Dean highlights some of the main regulatory changes – past and present – affecting the sector, among them the Bribery Act 2010 and the Criminal Finances Act 2017, which came into force on 30 September. There is also the General Data Protection Regulation (GDPR) which is coming into force in May; and the Markets in Financial Instruments Directive II will be implemented in the UK from January. ‘While it will be on the periphery of traditional private equity, any hedge fund or PE firm buying or selling securities or debt will be affected,’ Dean asserts.
In the UK, the sector is primarily regulated by the Financial Conduct Authority. ‘A private equity fund is often structured as a limited partnership, with a manager appointed by the partnership’s general partner to manage the fund,’ explains MacFarlanes financial services partner Paul Ellison. Where the fund is managed in the UK, the manager has to be authorised and regulated by the FCA as an alternative investment fund manager (AIFM) under the Alternative Investment Fund Managers Directive (AIFMD), which was implemented in the UK in 2013.

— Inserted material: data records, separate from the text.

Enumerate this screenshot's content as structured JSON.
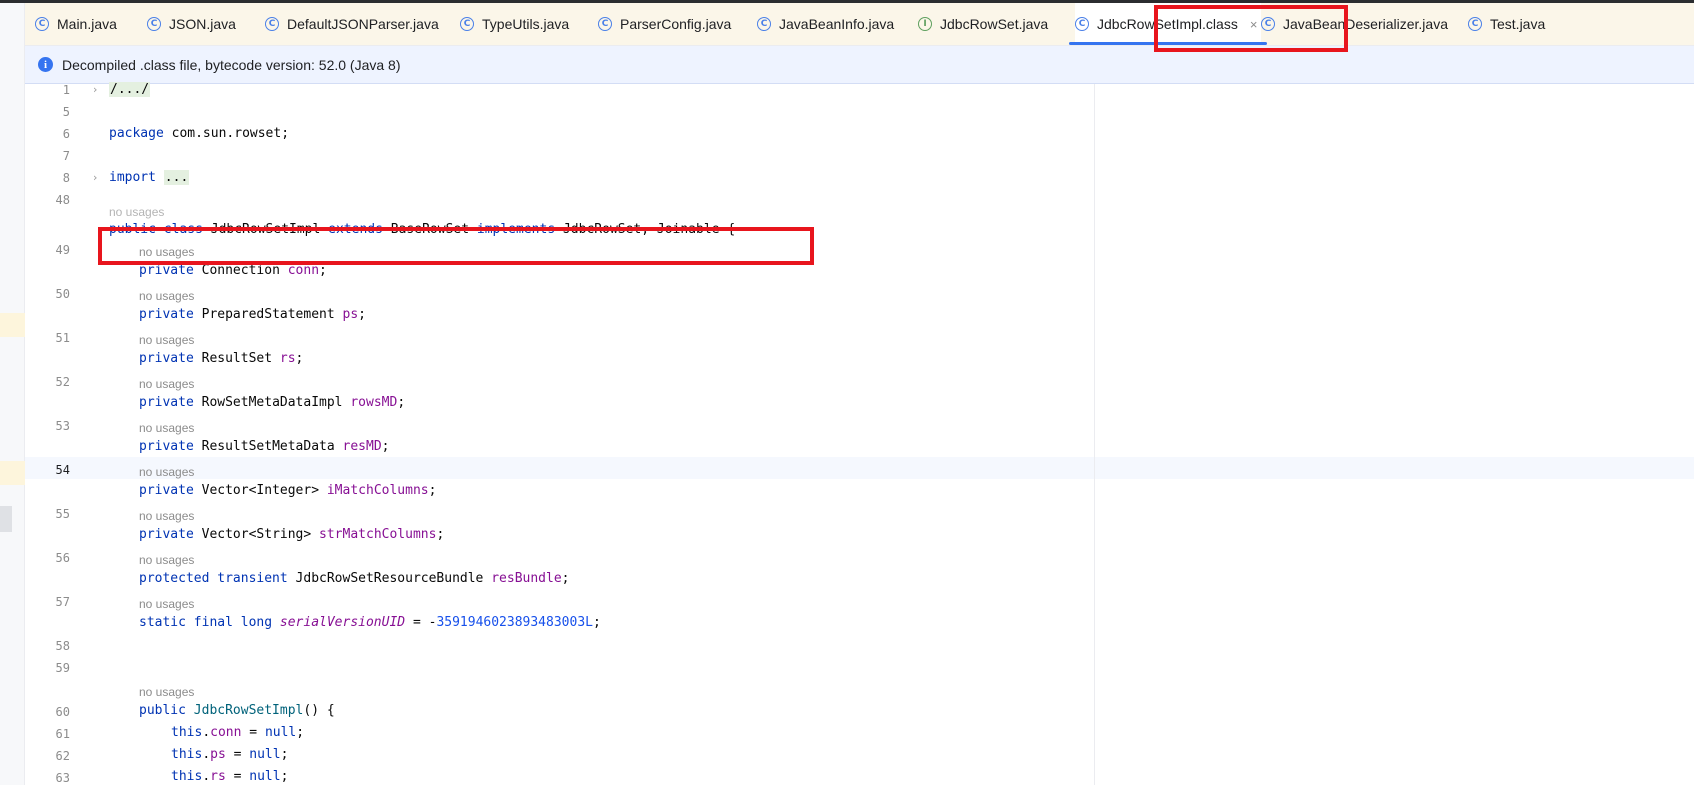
{
  "tabs": [
    {
      "label": "Main.java",
      "icon": "class-icon"
    },
    {
      "label": "JSON.java",
      "icon": "class-icon"
    },
    {
      "label": "DefaultJSONParser.java",
      "icon": "class-icon"
    },
    {
      "label": "TypeUtils.java",
      "icon": "class-icon"
    },
    {
      "label": "ParserConfig.java",
      "icon": "class-icon"
    },
    {
      "label": "JavaBeanInfo.java",
      "icon": "class-icon"
    },
    {
      "label": "JdbcRowSet.java",
      "icon": "interface-icon"
    },
    {
      "label": "JdbcRowSetImpl.class",
      "icon": "class-icon",
      "active": true
    },
    {
      "label": "JavaBeanDeserializer.java",
      "icon": "class-icon"
    },
    {
      "label": "Test.java",
      "icon": "class-icon"
    }
  ],
  "tab_icon_glyphs": {
    "class": "C",
    "interface": "I"
  },
  "tab_close_glyph": "×",
  "info_icon_glyph": "i",
  "infobar": {
    "text": "Decompiled .class file, bytecode version: 52.0 (Java 8)"
  },
  "hint_text": "no usages",
  "gutter": [
    "1",
    "5",
    "6",
    "7",
    "8",
    "48",
    "49",
    "50",
    "51",
    "52",
    "53",
    "54",
    "55",
    "56",
    "57",
    "58",
    "59",
    "60",
    "61",
    "62",
    "63"
  ],
  "fold_glyph": "›",
  "code": {
    "l1": "/.../",
    "l6_kw": "package",
    "l6_rest": " com.sun.rowset;",
    "l8_kw": "import",
    "l8_fold": "...",
    "l49_kw1": "public class",
    "l49_t1": " JdbcRowSetImpl ",
    "l49_kw2": "extends",
    "l49_t2": " BaseRowSet ",
    "l49_kw3": "implements",
    "l49_t3": " JdbcRowSet, Joinable {",
    "kw_private": "private",
    "l50_type": " Connection ",
    "l50_field": "conn",
    "l51_type": " PreparedStatement ",
    "l51_field": "ps",
    "l52_type": " ResultSet ",
    "l52_field": "rs",
    "l53_type": " RowSetMetaDataImpl ",
    "l53_field": "rowsMD",
    "l54_type": " ResultSetMetaData ",
    "l54_field": "resMD",
    "l55_type": " Vector<Integer> ",
    "l55_field": "iMatchColumns",
    "l56_type": " Vector<String> ",
    "l56_field": "strMatchColumns",
    "l57_kw": "protected transient",
    "l57_type": " JdbcRowSetResourceBundle ",
    "l57_field": "resBundle",
    "l58_kw": "static final long",
    "l58_field": "serialVersionUID",
    "l58_eq": " = -",
    "l58_num": "3591946023893483003L",
    "l60_kw": "public",
    "l60_rest": "() {",
    "l60_name": " JdbcRowSetImpl",
    "kw_this": "this",
    "l61_field": "conn",
    "l62_field": "ps",
    "l63_field": "rs",
    "assign_null_kw": "null",
    "semi": ";",
    "dot": ".",
    "eq": " = "
  },
  "highlight_color": "#e8151d"
}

Ellison says: ‘This brings with it ongoing governance requirements and the AIFM must meet certain regulatory obligations on an ongoing basis, including maintaining a minimum level of capital, and having appropriate policies and procedures to address compliance and anti-money laundering obligations,’ Ellison says. Precise requirements will depend on the funds under management by the AIFM, and whether the funds are leveraged or unleveraged and open- or closed-ended.
AIFMD contains a ‘passporting’ mechanism that allows an AIFM to market its funds elsewhere in the EU. ‘Depending upon the nature of any future deal agreed between the UK and the EU, Brexit may also have an impact on the regulation of private equity firms as their ability to rely on passporting rights under the [AIFMD] may fall away,’ Ellison says.
‘In recent years, the regulation applying to private equity has mushroomed and this trend is unlikely to stop, with Brexit adding to the likely complexity,’ says Travers Smith senior partner Chris Hale (pictured). The majority of private equity fund managers in Europe are headquartered in London, and their UK-granted licences allow them to operate across the EU. ‘One consequence of Brexit is that those with headquarters in London are likely to need to obtain a licence within a remaining member of the EU to continue to operate in the EU and raise money from EU-based sources.’ That means relocating staff to continental Europe.
Hale adds: ‘The issue being debated is how many. It will also mean that these houses will have to comply with two sets of regulations – the British and those set by the EU – whereas today they only have to comply with one.’
Aside from Brexit, the OECD-led Base Erosion and Profit Shifting initiative, which aims to increase tax transparency by bringing changes to international tax laws and treaties, is another regulatory change with ‘major implications’ for the sector, contends Latham & Watkins partner Huw Thomas.
Marialuisa Taddia is a freelance journalist